GIVEN ENTRIES:
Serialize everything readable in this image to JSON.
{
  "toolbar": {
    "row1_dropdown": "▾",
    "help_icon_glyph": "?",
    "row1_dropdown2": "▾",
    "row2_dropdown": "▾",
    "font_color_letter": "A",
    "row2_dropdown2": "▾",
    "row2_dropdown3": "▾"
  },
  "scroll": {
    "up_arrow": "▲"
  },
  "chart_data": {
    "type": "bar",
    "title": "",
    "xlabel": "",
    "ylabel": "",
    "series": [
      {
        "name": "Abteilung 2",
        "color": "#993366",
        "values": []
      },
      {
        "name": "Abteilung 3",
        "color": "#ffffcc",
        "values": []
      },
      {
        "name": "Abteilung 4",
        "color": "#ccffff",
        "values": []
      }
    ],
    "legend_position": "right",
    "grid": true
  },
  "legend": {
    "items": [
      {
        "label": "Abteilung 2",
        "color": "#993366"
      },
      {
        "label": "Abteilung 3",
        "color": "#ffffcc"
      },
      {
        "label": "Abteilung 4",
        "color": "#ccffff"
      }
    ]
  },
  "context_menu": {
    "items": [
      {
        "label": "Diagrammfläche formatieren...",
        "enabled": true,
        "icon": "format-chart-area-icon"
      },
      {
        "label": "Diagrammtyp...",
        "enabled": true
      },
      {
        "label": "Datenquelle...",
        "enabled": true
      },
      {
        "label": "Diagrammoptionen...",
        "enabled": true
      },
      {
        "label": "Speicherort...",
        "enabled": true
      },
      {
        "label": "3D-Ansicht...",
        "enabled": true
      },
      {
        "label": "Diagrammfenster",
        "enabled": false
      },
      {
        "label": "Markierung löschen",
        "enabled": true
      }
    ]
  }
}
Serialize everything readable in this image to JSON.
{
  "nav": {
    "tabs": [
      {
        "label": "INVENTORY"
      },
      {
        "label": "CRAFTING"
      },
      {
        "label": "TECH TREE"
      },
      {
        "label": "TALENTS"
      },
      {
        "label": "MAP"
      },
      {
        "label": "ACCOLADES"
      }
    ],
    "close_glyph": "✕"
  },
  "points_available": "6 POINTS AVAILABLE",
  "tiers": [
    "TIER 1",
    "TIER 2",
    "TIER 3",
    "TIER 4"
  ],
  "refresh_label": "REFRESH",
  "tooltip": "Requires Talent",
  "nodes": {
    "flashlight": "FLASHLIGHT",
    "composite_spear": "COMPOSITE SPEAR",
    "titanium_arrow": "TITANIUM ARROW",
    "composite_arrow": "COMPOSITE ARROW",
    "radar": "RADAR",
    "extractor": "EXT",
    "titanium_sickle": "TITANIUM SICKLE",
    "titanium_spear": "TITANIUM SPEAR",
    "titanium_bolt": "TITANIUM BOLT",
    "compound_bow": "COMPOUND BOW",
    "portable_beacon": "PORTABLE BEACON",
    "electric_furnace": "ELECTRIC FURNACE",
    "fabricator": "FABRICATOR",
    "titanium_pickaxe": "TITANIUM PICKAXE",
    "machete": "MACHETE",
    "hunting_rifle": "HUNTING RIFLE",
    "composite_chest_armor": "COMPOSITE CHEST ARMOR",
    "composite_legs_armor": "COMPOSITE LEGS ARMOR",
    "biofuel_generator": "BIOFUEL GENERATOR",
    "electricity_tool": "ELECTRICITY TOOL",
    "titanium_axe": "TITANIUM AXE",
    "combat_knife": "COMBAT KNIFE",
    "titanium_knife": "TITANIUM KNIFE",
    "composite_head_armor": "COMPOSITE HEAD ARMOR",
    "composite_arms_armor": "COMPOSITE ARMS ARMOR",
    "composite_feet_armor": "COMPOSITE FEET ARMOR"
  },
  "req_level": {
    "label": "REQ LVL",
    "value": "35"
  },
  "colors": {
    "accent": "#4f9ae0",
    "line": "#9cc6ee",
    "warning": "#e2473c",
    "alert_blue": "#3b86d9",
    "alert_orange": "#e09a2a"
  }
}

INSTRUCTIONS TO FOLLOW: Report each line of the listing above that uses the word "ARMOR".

ANSWER FOR THE TASK:
    "composite_chest_armor": "COMPOSITE CHEST ARMOR",
    "composite_legs_armor": "COMPOSITE LEGS ARMOR",
    "composite_head_armor": "COMPOSITE HEAD ARMOR",
    "composite_arms_armor": "COMPOSITE ARMS ARMOR",
    "composite_feet_armor": "COMPOSITE FEET ARMOR"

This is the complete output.